### Directions for this task
Look through the data and write out every line with the word "Piztec" in it.

### Data for review
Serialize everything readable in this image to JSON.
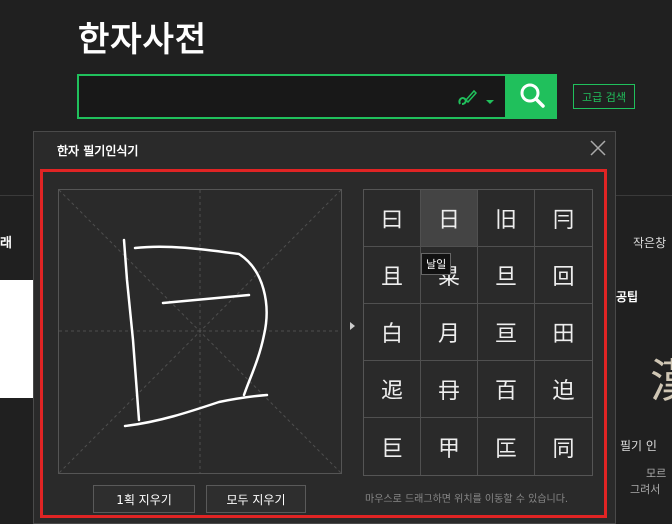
{
  "header": {
    "title": "한자사전"
  },
  "search": {
    "placeholder": "",
    "tools_icon": "pen-link-icon",
    "submit_icon": "search-icon",
    "advanced_label": "고급 검색"
  },
  "background": {
    "left_label": "래",
    "right_small": "작은창",
    "right_tip": "공팁",
    "right_big_char": "漢",
    "right_text1": "필기 인",
    "right_text2": "모르",
    "right_text3": "그려서"
  },
  "panel": {
    "title": "한자 필기인식기",
    "candidates": [
      "曰",
      "日",
      "旧",
      "冃",
      "且",
      "㫧",
      "旦",
      "回",
      "白",
      "月",
      "亘",
      "田",
      "迡",
      "冄",
      "百",
      "迫",
      "巨",
      "甲",
      "匞",
      "同"
    ],
    "selected_index": 1,
    "tooltip": "날일",
    "buttons": {
      "clear_stroke": "1획 지우기",
      "clear_all": "모두 지우기"
    },
    "hint": "마우스로 드래그하면 위치를 이동할 수 있습니다."
  },
  "colors": {
    "accent": "#20c05c",
    "highlight": "#e02424",
    "background": "#202020"
  }
}
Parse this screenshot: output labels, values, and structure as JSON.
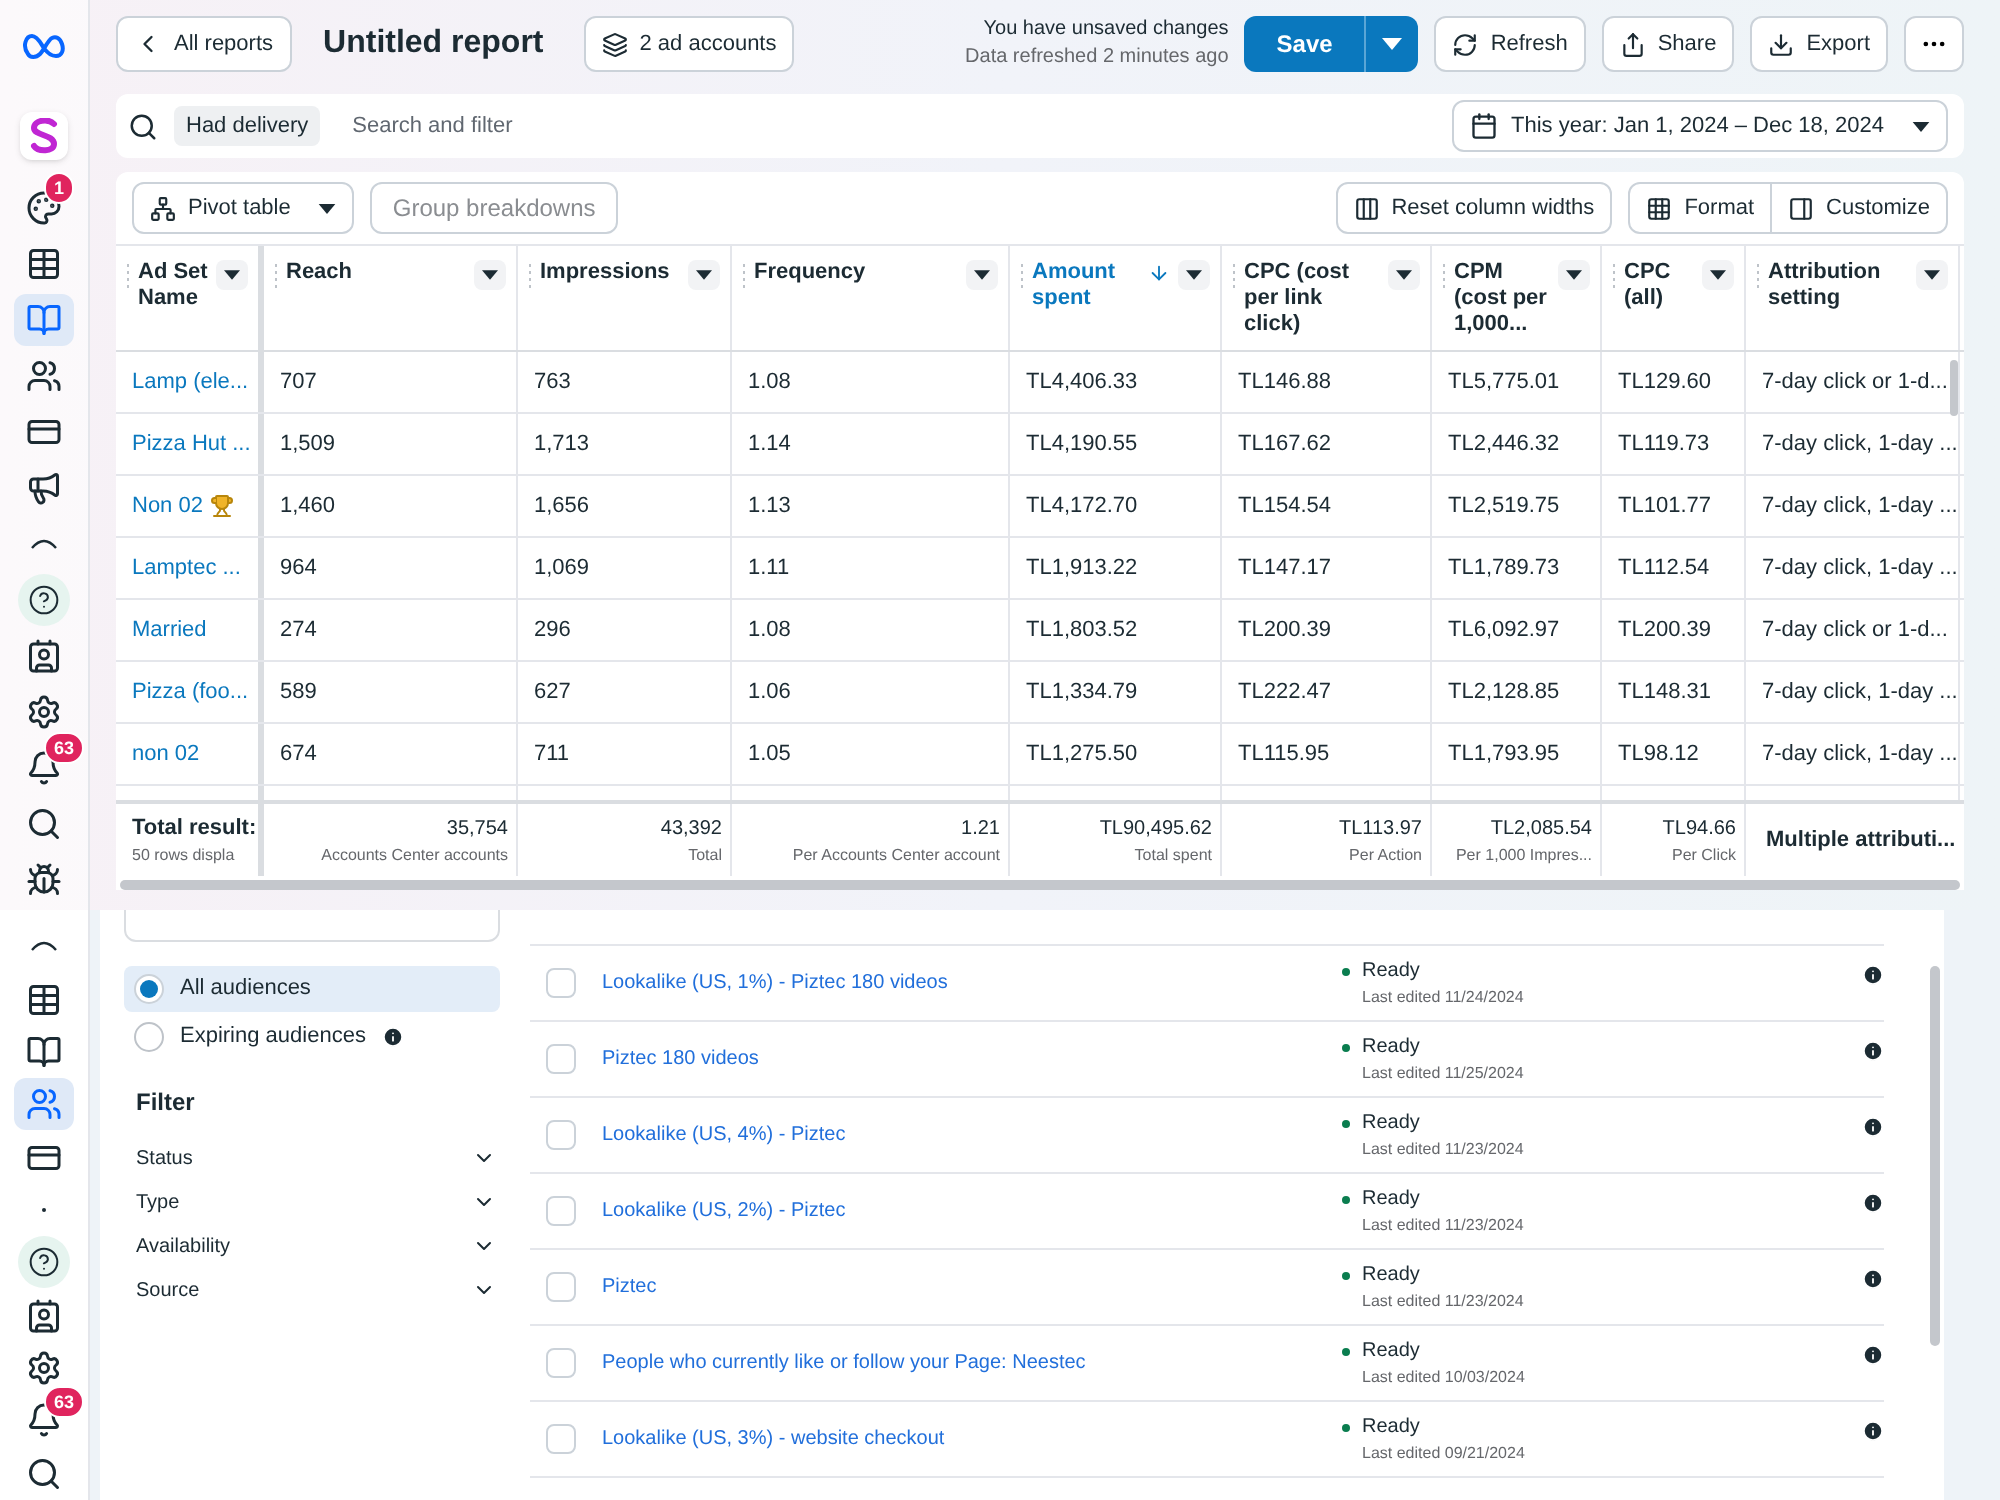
{
  "report": {
    "sidebar": {
      "items": [
        {
          "kind": "meta",
          "selected": false
        },
        {
          "kind": "brand",
          "selected": false
        },
        {
          "kind": "palette",
          "selected": false,
          "badge": "1"
        },
        {
          "kind": "table",
          "selected": false
        },
        {
          "kind": "reports",
          "selected": true
        },
        {
          "kind": "audiences",
          "selected": false
        },
        {
          "kind": "billing",
          "selected": false
        },
        {
          "kind": "megaphone",
          "selected": false
        },
        {
          "kind": "arc",
          "selected": false
        },
        {
          "kind": "help",
          "selected": false
        },
        {
          "kind": "contact",
          "selected": false
        },
        {
          "kind": "settings",
          "selected": false
        },
        {
          "kind": "bell",
          "selected": false,
          "badge": "63"
        },
        {
          "kind": "search",
          "selected": false
        },
        {
          "kind": "bug",
          "selected": false
        }
      ]
    },
    "header": {
      "back": "All reports",
      "title": "Untitled report",
      "accounts": "2 ad accounts",
      "unsaved": "You have unsaved changes",
      "refreshed": "Data refreshed 2 minutes ago",
      "save": "Save",
      "refresh": "Refresh",
      "share": "Share",
      "export": "Export"
    },
    "filter": {
      "chip": "Had delivery",
      "placeholder": "Search and filter",
      "date": "This year: Jan 1, 2024 – Dec 18, 2024"
    },
    "toolbar": {
      "pivot": "Pivot table",
      "group": {
        "label": "Group breakdowns",
        "disabled": true
      },
      "reset": "Reset column widths",
      "format": "Format",
      "customize": "Customize"
    },
    "table": {
      "columns": [
        {
          "label": "Ad Set Name",
          "sorted": false
        },
        {
          "label": "Reach",
          "sorted": false
        },
        {
          "label": "Impressions",
          "sorted": false
        },
        {
          "label": "Frequency",
          "sorted": false
        },
        {
          "label": "Amount spent",
          "sorted": true
        },
        {
          "label": "CPC (cost per link click)",
          "sorted": false
        },
        {
          "label": "CPM (cost per 1,000...",
          "sorted": false
        },
        {
          "label": "CPC (all)",
          "sorted": false
        },
        {
          "label": "Attribution setting",
          "sorted": false
        }
      ],
      "rows": [
        {
          "trophy": false,
          "cells": [
            "Lamp (ele...",
            "707",
            "763",
            "1.08",
            "TL4,406.33",
            "TL146.88",
            "TL5,775.01",
            "TL129.60",
            "7-day click or 1-d..."
          ]
        },
        {
          "trophy": false,
          "cells": [
            "Pizza Hut ...",
            "1,509",
            "1,713",
            "1.14",
            "TL4,190.55",
            "TL167.62",
            "TL2,446.32",
            "TL119.73",
            "7-day click, 1-day ..."
          ]
        },
        {
          "trophy": true,
          "cells": [
            "Non 02",
            "1,460",
            "1,656",
            "1.13",
            "TL4,172.70",
            "TL154.54",
            "TL2,519.75",
            "TL101.77",
            "7-day click, 1-day ..."
          ]
        },
        {
          "trophy": false,
          "cells": [
            "Lamptec ...",
            "964",
            "1,069",
            "1.11",
            "TL1,913.22",
            "TL147.17",
            "TL1,789.73",
            "TL112.54",
            "7-day click, 1-day ..."
          ]
        },
        {
          "trophy": false,
          "cells": [
            "Married",
            "274",
            "296",
            "1.08",
            "TL1,803.52",
            "TL200.39",
            "TL6,092.97",
            "TL200.39",
            "7-day click or 1-d..."
          ]
        },
        {
          "trophy": false,
          "cells": [
            "Pizza (foo...",
            "589",
            "627",
            "1.06",
            "TL1,334.79",
            "TL222.47",
            "TL2,128.85",
            "TL148.31",
            "7-day click, 1-day ..."
          ]
        },
        {
          "trophy": false,
          "cells": [
            "non 02",
            "674",
            "711",
            "1.05",
            "TL1,275.50",
            "TL115.95",
            "TL1,793.95",
            "TL98.12",
            "7-day click, 1-day ..."
          ]
        }
      ],
      "totals": [
        {
          "value": "Total result:",
          "note": "50 rows displa"
        },
        {
          "value": "35,754",
          "note": "Accounts Center accounts"
        },
        {
          "value": "43,392",
          "note": "Total"
        },
        {
          "value": "1.21",
          "note": "Per Accounts Center account"
        },
        {
          "value": "TL90,495.62",
          "note": "Total spent"
        },
        {
          "value": "TL113.97",
          "note": "Per Action"
        },
        {
          "value": "TL2,085.54",
          "note": "Per 1,000 Impres..."
        },
        {
          "value": "TL94.66",
          "note": "Per Click"
        },
        {
          "value": "Multiple attributi..."
        }
      ]
    }
  },
  "audiences": {
    "sidebar": {
      "items": [
        {
          "kind": "arc",
          "selected": false
        },
        {
          "kind": "table",
          "selected": false
        },
        {
          "kind": "reports",
          "selected": false
        },
        {
          "kind": "audiences",
          "selected": true
        },
        {
          "kind": "billing",
          "selected": false
        },
        {
          "kind": "dot",
          "selected": false
        },
        {
          "kind": "help",
          "selected": false
        },
        {
          "kind": "contact",
          "selected": false
        },
        {
          "kind": "settings",
          "selected": false
        },
        {
          "kind": "bell",
          "selected": false,
          "badge": "63"
        },
        {
          "kind": "search",
          "selected": false
        }
      ]
    },
    "views": [
      {
        "label": "All audiences",
        "selected": true,
        "info": false
      },
      {
        "label": "Expiring audiences",
        "selected": false,
        "info": true
      }
    ],
    "filter_title": "Filter",
    "filters": [
      {
        "label": "Status",
        "expanded": false
      },
      {
        "label": "Type",
        "expanded": false
      },
      {
        "label": "Availability",
        "expanded": false
      },
      {
        "label": "Source",
        "expanded": false
      }
    ],
    "rows": [
      {
        "checked": false,
        "name": "Lookalike (US, 1%) - Piztec 180 videos",
        "status": "Ready",
        "edited": "Last edited 11/24/2024"
      },
      {
        "checked": false,
        "name": "Piztec 180 videos",
        "status": "Ready",
        "edited": "Last edited 11/25/2024"
      },
      {
        "checked": false,
        "name": "Lookalike (US, 4%) - Piztec",
        "status": "Ready",
        "edited": "Last edited 11/23/2024"
      },
      {
        "checked": false,
        "name": "Lookalike (US, 2%) - Piztec",
        "status": "Ready",
        "edited": "Last edited 11/23/2024"
      },
      {
        "checked": false,
        "name": "Piztec",
        "status": "Ready",
        "edited": "Last edited 11/23/2024"
      },
      {
        "checked": false,
        "name": "People who currently like or follow your Page: Neestec",
        "status": "Ready",
        "edited": "Last edited 10/03/2024"
      },
      {
        "checked": false,
        "name": "Lookalike (US, 3%) - website checkout",
        "status": "Ready",
        "edited": "Last edited 09/21/2024"
      }
    ]
  }
}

### Expected output
        "name": "Lookalike (US, 1%) - Piztec 180 videos",
        "name": "Piztec 180 videos",
        "name": "Lookalike (US, 4%) - Piztec",
        "name": "Lookalike (US, 2%) - Piztec",
        "name": "Piztec",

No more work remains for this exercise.